  5. Sarah

    December 19, 2012 at 2:05 pm

    We move on but we are different, forever. And not different in a bad way – use this to be more outspoken with your thankfulness to everyone, to hug your child extra close (if that’s possible), to take moments to love other people’s children, to say thank you to those teachers – the every day heroes.

  6. sizzle

    December 19, 2012 at 2:06 pm

    I felt similarly seeing my nephew, same age as those sweet kids. I just let myself feel sad and cry when it hits me. I’ve read the articles and seen their photos and it punches me in the gut every time but I owe it to them to know their story. That’s the least I can do. And yes, all this? Brings what really matters into sharp focus. xo

  7. debbie

    December 19, 2012 at 2:31 pm

    I’m in Australia. Its in my mind constantly. I don’t understand it I really don’t.

  8. Amti' b

    December 19, 2012 at 2:39 pm

    Well said. It is painful, lots of hugs and kisses happening-if that is possible since i think we smother her at tumes. Can’t wait to see your cuties and squeeze????

  9. janet

    December 19, 2012 at 3:05 pm

    just this morning, my kindergartner had his holiday songfest. i broke down. i thought i could contain myself but as soon as i saw them all lined up on stage with happy faces, i couldn’t help imagine those poor kids of sandy hook. my heart aches every day. i can’t shake this pit in my stomach. it’s awful. i’m not far from that community and know people who have been affected directly by this one way or another. terrible. i count my blessings that fortunately, i get to hug my kids every morning and every night and still have the chance to tell them how much i love them. enjoy the holidays with your family!!

  10. Jessica

    December 19, 2012 at 3:41 pm

    I haven’t been reading the news coverage about it much, either. I think that the media makes the killer into a celebrity and I don’t want to condone that idea. All I can do it pray for peace for those families.

  11. Kristen Howerton

    December 19, 2012 at 3:44 pm

    I watched my kids singing Peace on Earth during the Christmas program this morning and LOST MY SHIT. Like, snotty cry. So sad.

  12. Jennifer

    December 19, 2012 at 5:05 pm

    This is a wonderful post and I think it was healthy for you to at least start writing about it. Do not feel bad about not reading or viewing media. I did the same thing.

    This is how I dealt with it.


  13. Lisa H.

    December 19, 2012 at 6:29 pm
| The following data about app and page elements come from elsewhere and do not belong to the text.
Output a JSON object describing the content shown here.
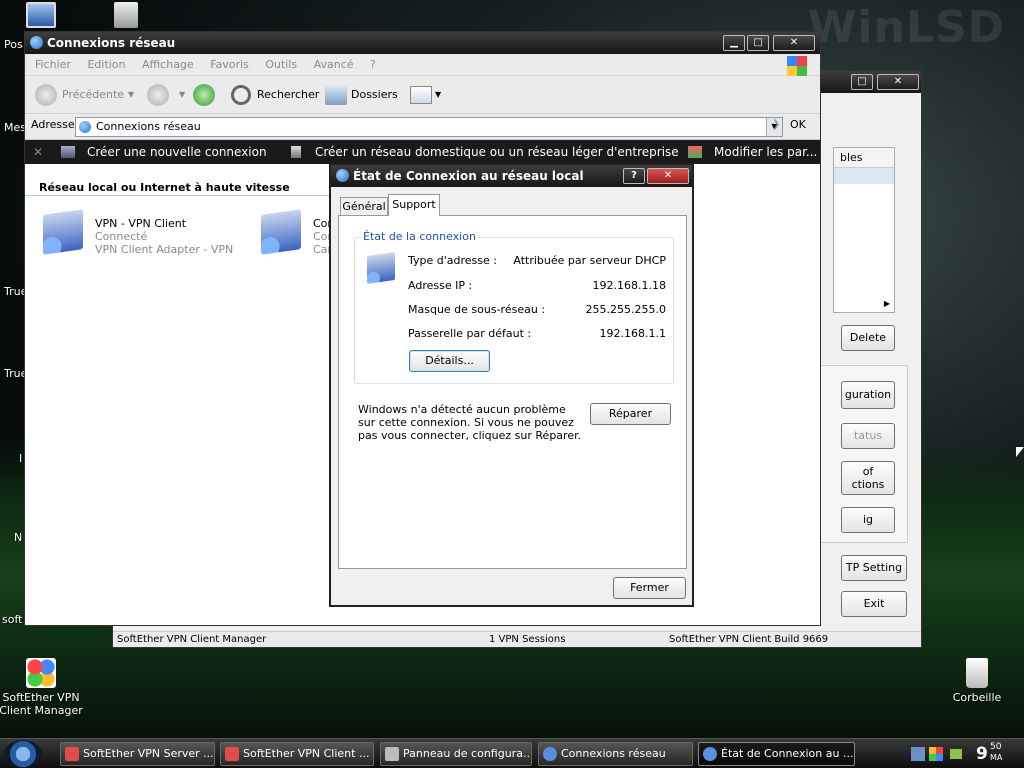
{
  "desktop": {
    "watermark": "WinLSD",
    "icons": [
      {
        "label": "Pos"
      },
      {
        "label": "Mes"
      },
      {
        "label": "True"
      },
      {
        "label": "True"
      },
      {
        "label": "I"
      },
      {
        "label": "N"
      },
      {
        "label": "soft"
      }
    ],
    "softether_icon": "SoftEther VPN Client Manager",
    "recycle_icon": "Corbeille"
  },
  "bg_window": {
    "header": "bles",
    "buttons": [
      "Delete",
      "guration",
      "tatus",
      "of\nctions",
      "ig",
      "TP Setting",
      "Exit"
    ],
    "status": [
      "SoftEther VPN Client Manager",
      "1 VPN Sessions",
      "SoftEther VPN Client Build 9669"
    ]
  },
  "explorer": {
    "title": "Connexions réseau",
    "menu": [
      "Fichier",
      "Edition",
      "Affichage",
      "Favoris",
      "Outils",
      "Avancé",
      "?"
    ],
    "toolbar": {
      "back": "Précédente",
      "search": "Rechercher",
      "folders": "Dossiers"
    },
    "address": {
      "label": "Adresse",
      "value": "Connexions réseau",
      "go": "OK"
    },
    "tasks": [
      "Créer une nouvelle connexion",
      "Créer un réseau domestique ou un réseau léger d'entreprise",
      "Modifier les par..."
    ],
    "section": "Réseau local ou Internet à haute vitesse",
    "connections": [
      {
        "name": "VPN - VPN Client",
        "status": "Connecté",
        "device": "VPN Client Adapter - VPN"
      },
      {
        "name": "Con",
        "status": "Con",
        "device": "Car"
      }
    ]
  },
  "dialog": {
    "title": "État de Connexion au réseau local",
    "tabs": [
      "Général",
      "Support"
    ],
    "active_tab": "Support",
    "group_title": "État de la connexion",
    "rows": [
      {
        "label": "Type d'adresse :",
        "value": "Attribuée par serveur DHCP"
      },
      {
        "label": "Adresse IP :",
        "value": "192.168.1.18"
      },
      {
        "label": "Masque de sous-réseau :",
        "value": "255.255.255.0"
      },
      {
        "label": "Passerelle par défaut :",
        "value": "192.168.1.1"
      }
    ],
    "details_button": "Détails...",
    "message": "Windows n'a détecté aucun problème sur cette connexion. Si vous ne pouvez pas vous connecter, cliquez sur Réparer.",
    "repair_button": "Réparer",
    "close_button": "Fermer"
  },
  "taskbar": {
    "buttons": [
      "SoftEther VPN Server ...",
      "SoftEther VPN Client ...",
      "Panneau de configura...",
      "Connexions réseau",
      "État de Connexion au ..."
    ],
    "active_index": 4,
    "clock": {
      "hour": "9",
      "minutes": "50",
      "suffix": "MA"
    }
  },
  "colors": {
    "accent": "#2b6fc4",
    "titlebar": "#1e1e1e",
    "group_title": "#2255aa"
  }
}
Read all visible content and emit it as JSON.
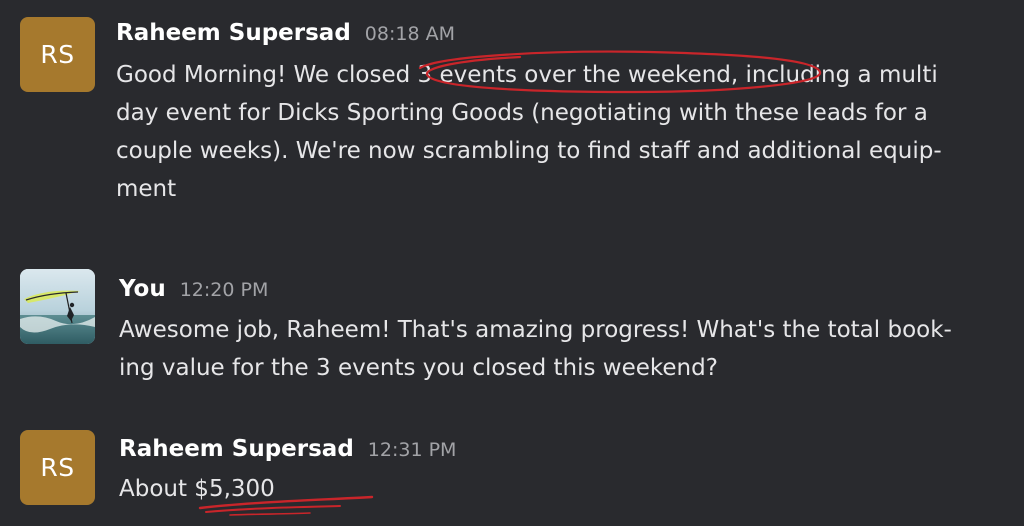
{
  "messages": [
    {
      "sender": "Raheem Supersad",
      "time": "08:18 AM",
      "avatar_initials": "RS",
      "lines": [
        "Good Morning! We closed 3 events over the weekend, including a multi",
        "day event for Dicks Sporting Goods (negotiating with these leads for a",
        "couple weeks). We're now scrambling to find staff and additional equip-",
        "ment"
      ]
    },
    {
      "sender": "You",
      "time": "12:20 PM",
      "avatar_icon": "windsurfer-photo-avatar",
      "lines": [
        "Awesome job, Raheem! That's amazing progress! What's the total book-",
        "ing value for the 3 events you closed this weekend?"
      ]
    },
    {
      "sender": "Raheem Supersad",
      "time": "12:31 PM",
      "avatar_initials": "RS",
      "lines": [
        "About $5,300"
      ]
    }
  ],
  "colors": {
    "background": "#292a2e",
    "avatar_initials_bg": "#a6792d",
    "annotation_red": "#c9252a",
    "timestamp": "#a2a3a7"
  }
}
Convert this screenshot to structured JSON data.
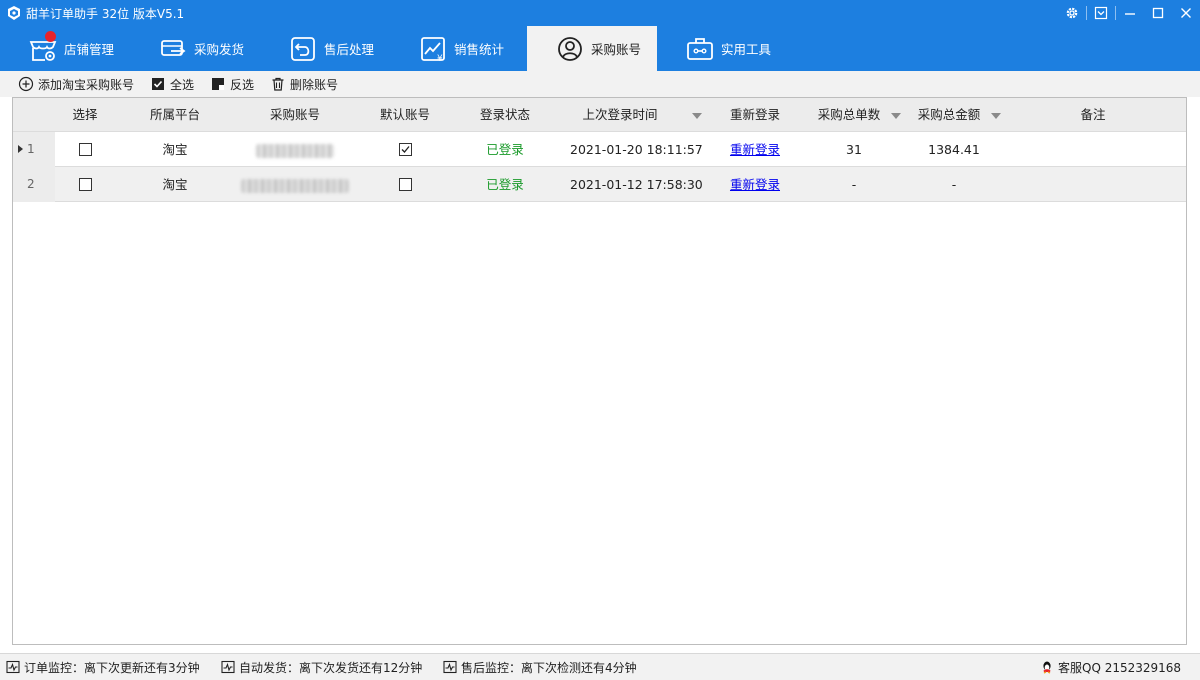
{
  "window": {
    "title": "甜羊订单助手 32位  版本V5.1",
    "accent_color": "#1d7fe0"
  },
  "tabs": [
    {
      "label": "店铺管理",
      "icon": "store-settings-icon",
      "has_badge": true
    },
    {
      "label": "采购发货",
      "icon": "truck-icon"
    },
    {
      "label": "售后处理",
      "icon": "return-icon"
    },
    {
      "label": "销售统计",
      "icon": "trend-chart-icon"
    },
    {
      "label": "采购账号",
      "icon": "user-icon",
      "active": true
    },
    {
      "label": "实用工具",
      "icon": "toolbox-icon"
    }
  ],
  "toolbar": {
    "add_label": "添加淘宝采购账号",
    "select_all_label": "全选",
    "invert_label": "反选",
    "delete_label": "删除账号"
  },
  "table": {
    "headers": {
      "select": "选择",
      "platform": "所属平台",
      "account": "采购账号",
      "default": "默认账号",
      "status": "登录状态",
      "last_login": "上次登录时间",
      "relogin": "重新登录",
      "order_count": "采购总单数",
      "total_amount": "采购总金额",
      "remark": "备注"
    },
    "rows": [
      {
        "num": "1",
        "current": true,
        "selected": false,
        "platform": "淘宝",
        "account_blurred": true,
        "is_default": true,
        "status": "已登录",
        "last_login": "2021-01-20 18:11:57",
        "relogin": "重新登录",
        "order_count": "31",
        "total_amount": "1384.41",
        "remark": ""
      },
      {
        "num": "2",
        "current": false,
        "selected": false,
        "platform": "淘宝",
        "account_blurred": true,
        "is_default": false,
        "status": "已登录",
        "last_login": "2021-01-12 17:58:30",
        "relogin": "重新登录",
        "order_count": "-",
        "total_amount": "-",
        "remark": ""
      }
    ]
  },
  "statusbar": {
    "order_monitor": "订单监控：离下次更新还有3分钟",
    "auto_ship": "自动发货：离下次发货还有12分钟",
    "after_sale_monitor": "售后监控：离下次检测还有4分钟",
    "service_qq": "客服QQ 2152329168"
  }
}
    I am with you. I have no idea how to process thins event. My son is in Kindergarten. My younger son in preschool. Something has to change.
    I am just chiming in to say that I sent my son’s Kindergarten teacher an email on sunday night just to say, “I know what happened. I am so sorry and sad.. I imagine this has to be especially awful for you and I appreciate you SO VERY MUCH.” When I saw her at pick up on monday afternoon she hugged me and told me that I was the only parent that reached out and even mentioned the horrific event to her. She was flailing and feeling so very alone. Please, everyone with an elementary school teacher in your life – say/write something. Anything. Do it privately, (nothing in front of the kids) almost everyone has an email address for their kid’s teacher these days. But please, say/email something. Just a simple ‘thank you for coming to school everyday and doing this job”…I don’t know.

  14. Jen

    December 19, 2012 at 8:37 pm

    I am having trouble dealing with the tragedy too. My heart breaks every day over it. I keep thinking of this thing Brene Brown said. I’m ad libbing but it was generally – the only way to overcome the anxiety and fear is to practice gratitude. I truly believe t’s the antidote to this for me.

  15. Erin G

    December 20, 2012 at 6:08 am

    Wonderful post and thoughts. Your words are spot on.

    I live about 30 minutes from Newtown. And I have a 1st grader. I’ve tried to get through some of the news stories and coverage, but can’t without tears. Part of me doesn’t want to know the beautiful faces…but part of me feels like we all need to. I tried learning their stories, but when I came upon the name same as my son (and a picture of such a sweet boy with the same missing teeth as my son!), I had to stop. The emotion is still so raw. This event cuts deeper and hits closer to home than anything I’ve ever experienced.